Allow me to provide some context before we start our discussion. The Cowboys offensive line wasn’t very good, hence teams could pressure QB Tony Romo with five players. This often meant good teams played Cover 1 or Cover 2 Man because playing Man coverage is more effective when the quarterback needs to get the ball quickly. Good teams usually have good cornerbacks that can play press coverage. All of a sudden, there is a greater challenge for the offense to move the ball.

Robinson had good releases. Against press coverage, his good foot quickness and hip flexibility allowed him to foot fake and hip fake his way past cornerbacks at the line of scrimmage and then he had the acceleration to stack defenders pretty immediately. This was great working vertically and for timing throws like slants and digs where the quarterback expects the receiver to be at a specific spot when he releases the ball.

In off coverage, he was the same, if not better. In off man, his good acceleration consistently challenged the leverage of the defender off the line of scrimmage. He quickly covered ground and pretty easily found himself within a foot’s distance of his defender in order to break. Often playing as a Z receiver in a vertical passing offense, good releases in off coverage is a must and a big reason why he could win at different areas of the field playing running towards different spots of the field. Forcing the cornerback to bail quickly in off coverage usually is a good thing.


9 inch hands can be a turn off for teams because it can put a cap on a receiver’s grip strength but Robinson was a strong individual and often could make catches away from his body either above or below his shoulder pads. Robinson was a very nice change of pace from fellow Baylor Bear Terrance Williams who was a notorious body catcher!

Adjusting Ability

We talked just now about Robinson’s good dexterity, but how did that play into the larger idea of his adjusting ability?

Robinson was very good at adjusting to passes. He has good balance, body control, and ball tracking ability that allow him to locate the ball in the air and then his good explosiveness allow him to outjump and outadjust his opponent in the air. His good body control prevent opposing contact from disrupting him at the catch point and he had the dexterity to bring the ball down through contact for catches.

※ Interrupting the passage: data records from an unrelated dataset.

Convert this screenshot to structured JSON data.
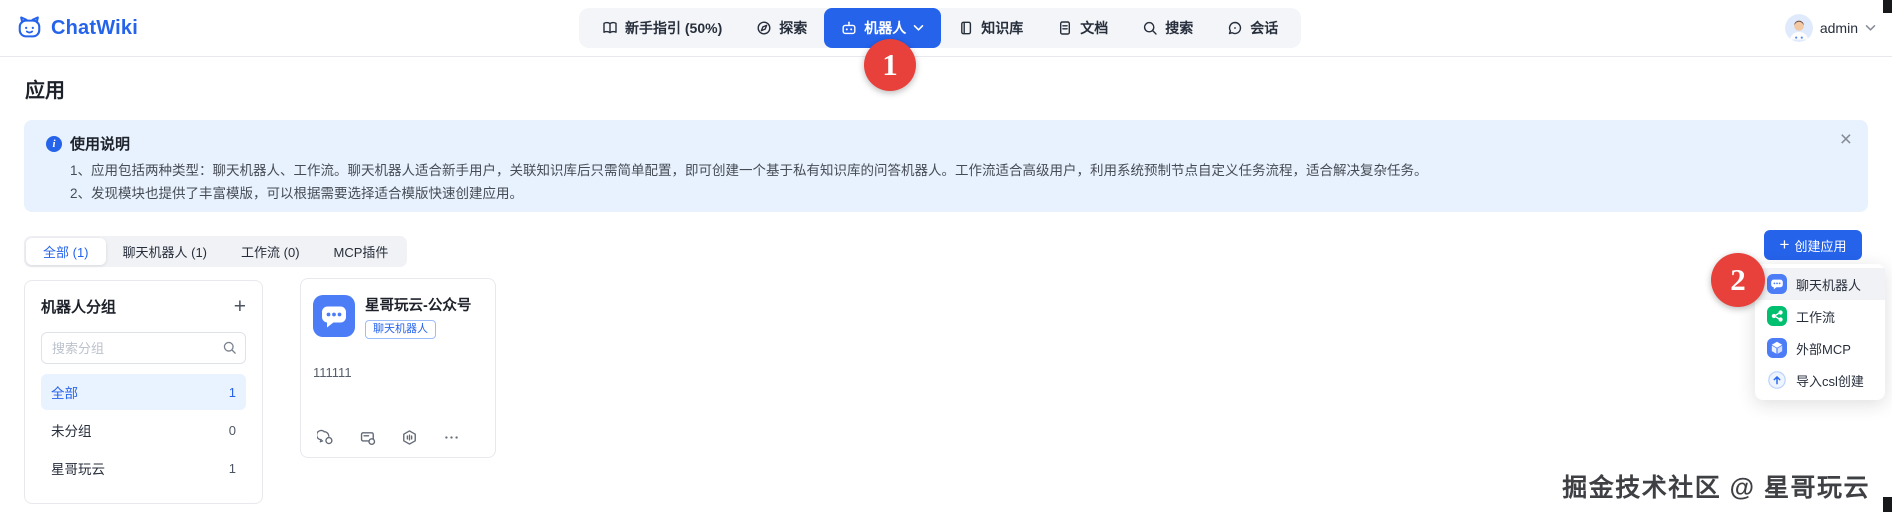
{
  "navbar": {
    "logo_text": "ChatWiki",
    "items": [
      {
        "label": "新手指引 (50%)"
      },
      {
        "label": "探索"
      },
      {
        "label": "机器人",
        "active": true
      },
      {
        "label": "知识库"
      },
      {
        "label": "文档"
      },
      {
        "label": "搜索"
      },
      {
        "label": "会话"
      }
    ],
    "user": {
      "name": "admin"
    }
  },
  "page": {
    "title": "应用"
  },
  "notice": {
    "title": "使用说明",
    "line1": "1、应用包括两种类型：聊天机器人、工作流。聊天机器人适合新手用户，关联知识库后只需简单配置，即可创建一个基于私有知识库的问答机器人。工作流适合高级用户，利用系统预制节点自定义任务流程，适合解决复杂任务。",
    "line2": "2、发现模块也提供了丰富模版，可以根据需要选择适合模版快速创建应用。"
  },
  "tabs": [
    {
      "label": "全部 (1)",
      "active": true
    },
    {
      "label": "聊天机器人 (1)"
    },
    {
      "label": "工作流 (0)"
    },
    {
      "label": "MCP插件"
    }
  ],
  "create_app": {
    "button_label": "创建应用",
    "menu": [
      {
        "label": "聊天机器人",
        "icon": "chatbot-icon"
      },
      {
        "label": "工作流",
        "icon": "workflow-icon"
      },
      {
        "label": "外部MCP",
        "icon": "mcp-cube-icon"
      },
      {
        "label": "导入csl创建",
        "icon": "import-upload-icon"
      }
    ]
  },
  "groups_panel": {
    "title": "机器人分组",
    "search_placeholder": "搜索分组",
    "items": [
      {
        "name": "全部",
        "count": "1",
        "active": true
      },
      {
        "name": "未分组",
        "count": "0"
      },
      {
        "name": "星哥玩云",
        "count": "1"
      }
    ]
  },
  "app_card": {
    "title": "星哥玩云-公众号",
    "tag": "聊天机器人",
    "description": "111111"
  },
  "annotations": {
    "step1": "1",
    "step2": "2"
  },
  "watermark": "掘金技术社区 @ 星哥玩云",
  "colors": {
    "primary": "#2563eb",
    "annotation_red": "#e8413c",
    "workflow_green": "#00bf6f",
    "notice_bg": "#e8f2fe"
  }
}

In an offense that wanted to work vertically but didn’t always have the time to wait for receivers to generate separation quickness down the field, such a trait was incredibly useful. WR Dez Bryant was super effective for Dallas because his adjust ability was elite so the team could constant rep back shoulder fades for touchdowns. Players like Miles Austin and Laurent Robinson also had such ability and, as a result, had stretches of productivity in this offense with Romo as the signal caller.

There aren’t any caveats to Robinson’s contested catch ability. It was very good across the board.

Yards after Catch

Robinson was solid in this department. His instincts were okay after the catch displaying a solid ability to find open space immediately and his solid play strength and good physical toughness usually helped him generate yards after contact. Considering his build and explosiveness this seemed inevitable but it was good that he still executed!